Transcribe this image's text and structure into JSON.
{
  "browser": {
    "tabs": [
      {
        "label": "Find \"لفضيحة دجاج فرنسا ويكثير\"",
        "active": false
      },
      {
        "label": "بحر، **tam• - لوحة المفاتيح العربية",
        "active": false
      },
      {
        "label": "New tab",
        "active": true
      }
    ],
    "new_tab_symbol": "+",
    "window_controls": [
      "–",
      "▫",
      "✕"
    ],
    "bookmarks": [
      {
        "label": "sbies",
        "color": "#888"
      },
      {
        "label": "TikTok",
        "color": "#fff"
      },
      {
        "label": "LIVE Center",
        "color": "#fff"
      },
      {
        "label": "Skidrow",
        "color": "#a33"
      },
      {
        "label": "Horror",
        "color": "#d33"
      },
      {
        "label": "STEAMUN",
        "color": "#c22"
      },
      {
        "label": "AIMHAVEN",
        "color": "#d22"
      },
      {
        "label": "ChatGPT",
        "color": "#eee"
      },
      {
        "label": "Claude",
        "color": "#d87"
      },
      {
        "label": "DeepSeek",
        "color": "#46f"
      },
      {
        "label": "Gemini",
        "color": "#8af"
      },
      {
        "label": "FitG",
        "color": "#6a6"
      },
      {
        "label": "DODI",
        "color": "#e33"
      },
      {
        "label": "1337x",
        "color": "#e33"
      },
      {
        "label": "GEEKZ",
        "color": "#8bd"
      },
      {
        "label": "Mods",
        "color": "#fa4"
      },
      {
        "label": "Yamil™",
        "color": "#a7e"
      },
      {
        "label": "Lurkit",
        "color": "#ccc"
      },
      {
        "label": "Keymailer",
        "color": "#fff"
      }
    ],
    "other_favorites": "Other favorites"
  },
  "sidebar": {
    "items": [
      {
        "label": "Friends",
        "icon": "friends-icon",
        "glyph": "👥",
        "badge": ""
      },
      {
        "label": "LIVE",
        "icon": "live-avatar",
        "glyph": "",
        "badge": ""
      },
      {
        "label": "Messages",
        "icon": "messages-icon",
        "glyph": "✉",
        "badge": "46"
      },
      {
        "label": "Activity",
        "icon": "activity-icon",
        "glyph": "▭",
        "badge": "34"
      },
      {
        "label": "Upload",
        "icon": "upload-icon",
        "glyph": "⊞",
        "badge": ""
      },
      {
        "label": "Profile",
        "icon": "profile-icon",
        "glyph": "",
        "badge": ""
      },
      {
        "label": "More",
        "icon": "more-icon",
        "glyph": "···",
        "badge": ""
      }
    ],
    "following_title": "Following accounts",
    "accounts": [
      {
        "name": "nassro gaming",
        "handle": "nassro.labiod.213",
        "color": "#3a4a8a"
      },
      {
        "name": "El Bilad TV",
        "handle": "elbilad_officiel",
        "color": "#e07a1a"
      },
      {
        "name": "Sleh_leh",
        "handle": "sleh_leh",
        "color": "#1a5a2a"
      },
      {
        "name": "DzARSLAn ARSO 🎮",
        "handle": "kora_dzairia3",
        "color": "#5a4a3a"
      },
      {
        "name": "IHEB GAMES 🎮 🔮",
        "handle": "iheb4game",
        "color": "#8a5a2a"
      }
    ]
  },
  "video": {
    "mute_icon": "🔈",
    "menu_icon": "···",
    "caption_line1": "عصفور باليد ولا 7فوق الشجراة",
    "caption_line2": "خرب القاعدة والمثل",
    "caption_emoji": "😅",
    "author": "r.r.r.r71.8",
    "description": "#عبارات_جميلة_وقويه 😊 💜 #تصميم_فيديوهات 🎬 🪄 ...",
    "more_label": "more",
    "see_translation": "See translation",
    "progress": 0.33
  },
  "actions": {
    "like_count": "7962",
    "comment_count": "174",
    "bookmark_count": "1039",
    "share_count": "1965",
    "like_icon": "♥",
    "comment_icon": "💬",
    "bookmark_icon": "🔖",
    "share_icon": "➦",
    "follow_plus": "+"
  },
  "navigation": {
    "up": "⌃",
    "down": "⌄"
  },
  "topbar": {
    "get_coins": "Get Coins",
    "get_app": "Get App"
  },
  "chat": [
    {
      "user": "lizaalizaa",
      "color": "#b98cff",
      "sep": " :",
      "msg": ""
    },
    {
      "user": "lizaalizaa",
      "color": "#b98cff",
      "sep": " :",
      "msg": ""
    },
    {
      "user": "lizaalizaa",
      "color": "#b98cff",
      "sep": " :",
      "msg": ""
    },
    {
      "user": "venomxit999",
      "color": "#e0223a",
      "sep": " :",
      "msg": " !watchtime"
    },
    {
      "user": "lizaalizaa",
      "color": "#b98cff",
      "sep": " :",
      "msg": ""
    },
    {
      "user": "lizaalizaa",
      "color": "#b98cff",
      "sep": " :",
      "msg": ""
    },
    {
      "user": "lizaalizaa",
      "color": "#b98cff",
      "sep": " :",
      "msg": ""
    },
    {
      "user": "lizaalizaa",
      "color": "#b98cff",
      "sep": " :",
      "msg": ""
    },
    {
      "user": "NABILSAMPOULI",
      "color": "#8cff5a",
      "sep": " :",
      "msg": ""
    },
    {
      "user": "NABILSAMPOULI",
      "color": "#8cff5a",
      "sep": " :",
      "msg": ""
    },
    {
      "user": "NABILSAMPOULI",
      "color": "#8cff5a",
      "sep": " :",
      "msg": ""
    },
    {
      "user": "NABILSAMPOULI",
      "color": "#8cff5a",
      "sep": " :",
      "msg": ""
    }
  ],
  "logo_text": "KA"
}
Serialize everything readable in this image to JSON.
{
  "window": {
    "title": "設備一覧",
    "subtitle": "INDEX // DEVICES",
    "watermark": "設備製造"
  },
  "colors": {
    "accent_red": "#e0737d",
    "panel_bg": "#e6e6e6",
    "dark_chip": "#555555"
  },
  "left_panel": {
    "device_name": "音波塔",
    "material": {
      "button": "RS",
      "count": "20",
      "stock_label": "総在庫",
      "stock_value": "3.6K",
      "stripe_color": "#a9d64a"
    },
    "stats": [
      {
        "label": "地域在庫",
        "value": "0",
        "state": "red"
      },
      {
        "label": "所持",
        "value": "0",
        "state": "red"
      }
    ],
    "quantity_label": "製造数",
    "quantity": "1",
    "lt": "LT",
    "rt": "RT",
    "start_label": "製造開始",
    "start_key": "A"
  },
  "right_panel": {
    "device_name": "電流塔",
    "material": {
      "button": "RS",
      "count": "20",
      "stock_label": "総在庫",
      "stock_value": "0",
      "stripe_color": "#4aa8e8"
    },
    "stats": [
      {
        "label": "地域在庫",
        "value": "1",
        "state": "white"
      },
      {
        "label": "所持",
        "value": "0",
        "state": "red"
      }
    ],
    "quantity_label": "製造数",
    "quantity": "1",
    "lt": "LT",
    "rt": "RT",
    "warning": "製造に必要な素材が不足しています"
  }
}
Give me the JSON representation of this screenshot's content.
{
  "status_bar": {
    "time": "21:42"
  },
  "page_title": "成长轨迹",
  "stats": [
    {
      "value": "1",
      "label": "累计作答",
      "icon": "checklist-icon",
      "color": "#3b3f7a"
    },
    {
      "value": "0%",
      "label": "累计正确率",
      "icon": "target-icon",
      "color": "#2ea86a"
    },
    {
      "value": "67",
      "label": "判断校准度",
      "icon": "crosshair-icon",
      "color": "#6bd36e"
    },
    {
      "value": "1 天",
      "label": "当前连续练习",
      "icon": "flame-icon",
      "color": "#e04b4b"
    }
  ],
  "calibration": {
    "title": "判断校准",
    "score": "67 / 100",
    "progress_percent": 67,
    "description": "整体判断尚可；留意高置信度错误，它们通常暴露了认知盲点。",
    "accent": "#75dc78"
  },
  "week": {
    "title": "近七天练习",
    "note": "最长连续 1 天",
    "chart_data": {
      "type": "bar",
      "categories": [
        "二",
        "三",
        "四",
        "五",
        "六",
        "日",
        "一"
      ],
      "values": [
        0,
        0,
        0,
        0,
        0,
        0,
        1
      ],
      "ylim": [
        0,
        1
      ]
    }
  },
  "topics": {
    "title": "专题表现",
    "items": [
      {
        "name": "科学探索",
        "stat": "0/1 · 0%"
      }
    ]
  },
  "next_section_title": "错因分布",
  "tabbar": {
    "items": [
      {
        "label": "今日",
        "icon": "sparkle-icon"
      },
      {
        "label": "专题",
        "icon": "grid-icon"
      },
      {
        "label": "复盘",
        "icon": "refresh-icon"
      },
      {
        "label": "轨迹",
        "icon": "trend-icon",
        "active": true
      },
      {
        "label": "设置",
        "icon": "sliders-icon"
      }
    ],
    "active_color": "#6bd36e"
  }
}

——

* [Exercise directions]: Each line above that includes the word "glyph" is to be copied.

* [Answer section]:
        "glyph": "👥",
        "glyph": "",
        "glyph": "✉",
        "glyph": "▭",
        "glyph": "⊞",
        "glyph": "",
        "glyph": "···",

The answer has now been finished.